About our Costumes

Part 5 in a special series on the Pilgrim Breakfast

Since the 1930s guests have been charmed by the costumed volunteers serving food, singing, and demonstrating crafts at the Pilgrim Breakfast. We continue to wear 17th-century style costumes – even though they can be quite uncomfortable on a hot summer day!

The first Antiquarians diligently researched and recreated period clothing, seeking to understand its impact on everyday activities. They made costumes to wear at the Harlow Old Fort House, undoubtedly following the lead of Rose T. Briggs, who designed the costumes for the first Pilgrim Progress held in the summer of 1921 for Plymouth’s tercentenary (a tradition that also continues today). The 19th-century image of Pilgrims in all-black ensembles with large buckles on their hats gradually gave way to more historically accurate representations.

The costumes we use today have been passed down by many generations of Antiquarians – which means we have an assortment of styles to choose from.
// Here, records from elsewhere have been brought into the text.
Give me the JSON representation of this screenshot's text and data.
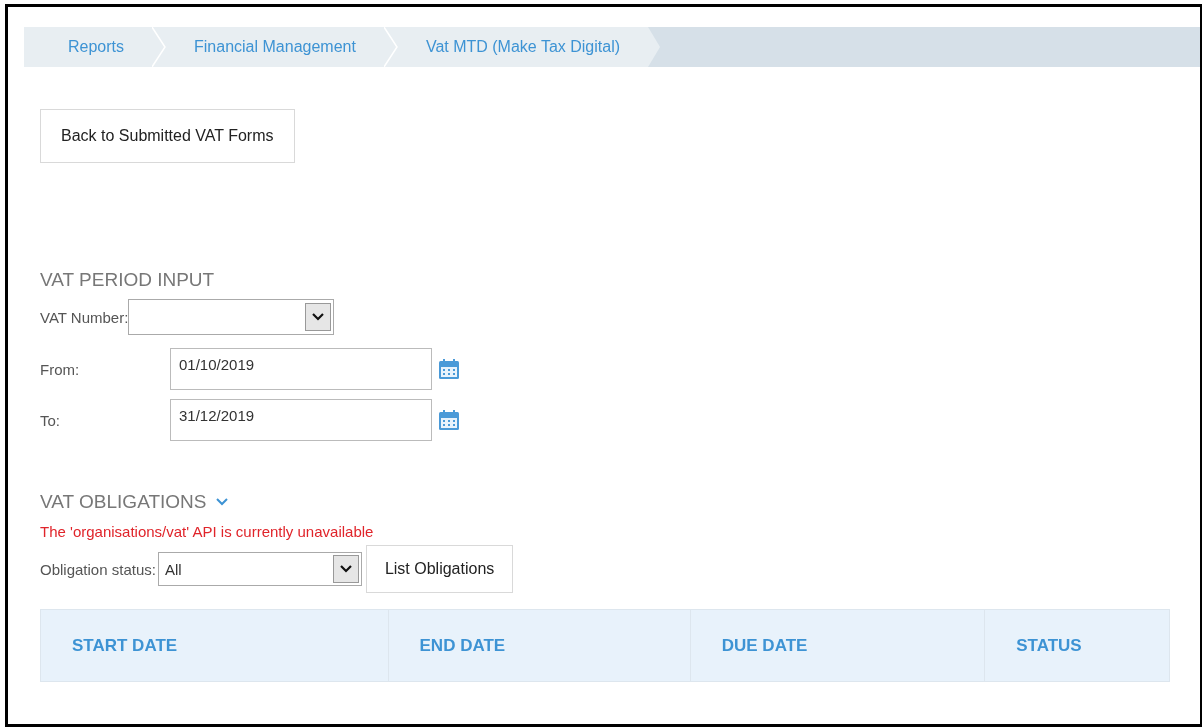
{
  "breadcrumb": [
    {
      "label": "Reports"
    },
    {
      "label": "Financial Management"
    },
    {
      "label": "Vat MTD (Make Tax Digital)"
    }
  ],
  "back_button": "Back to Submitted VAT Forms",
  "period_input": {
    "title": "VAT PERIOD INPUT",
    "vat_number": {
      "label": "VAT Number:"
    },
    "from": {
      "label": "From:",
      "value": "01/10/2019"
    },
    "to": {
      "label": "To:",
      "value": "31/12/2019"
    }
  },
  "obligations": {
    "title": "VAT OBLIGATIONS",
    "expanded": true,
    "error": "The 'organisations/vat' API is currently unavailable",
    "status_label": "Obligation status:",
    "status_value": "All",
    "list_button": "List Obligations",
    "table": {
      "columns": [
        "START DATE",
        "END DATE",
        "DUE DATE",
        "STATUS"
      ]
    }
  }
}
Most pieces were made for the Pilgrim Breakfast by our members, although there are a few ready-made items. Instead of the wool and linen used by 17th-century colonists, our costumes are mostly made of cotton. We also use modern conveniences like zippers.

Our goal is to add a festive element to our event, not to perfectly recreate 17th-century styles. Girls and women wear a skirt and bodice, apron, coif (cap), and kerchief. Boys and men wear breeches and a shirt. We always recommend leather shoes if our volunteers have them, but our priority is that everyone be equipped with comfortable and safe footwear for a busy morning running across the yard.

The costumes aren’t marked with modern sizes, which makes dressing a crew of over 20+ volunteers a unique challenge. The annual fitting before the big day provides a special opportunity to note the passage of time as our youngest volunteers outgrow the previous year’s costume. They return year after year, ascending the ranks from tussie mussie sellers to muffin distributors to assistant servers and (finally!) senior servers, fully responsible for serving the guests at one or two tables. We think the Pilgrim Breakfast’s future is ensured; we’re grateful for the many young history lovers who view it as an essential part of their summers.

Interested in creating your own Pilgrim costume for Plymouth’s 400th anniversary? Learn more from local reenactors and material culture experts: New Plimmoth GardSociety of Mayflower Descendants and Plimoth Plantation.

A Gallery of Antiquarian Costumes through the Years

 

Leave a Reply

Your email address will not be published. Required fields are marked *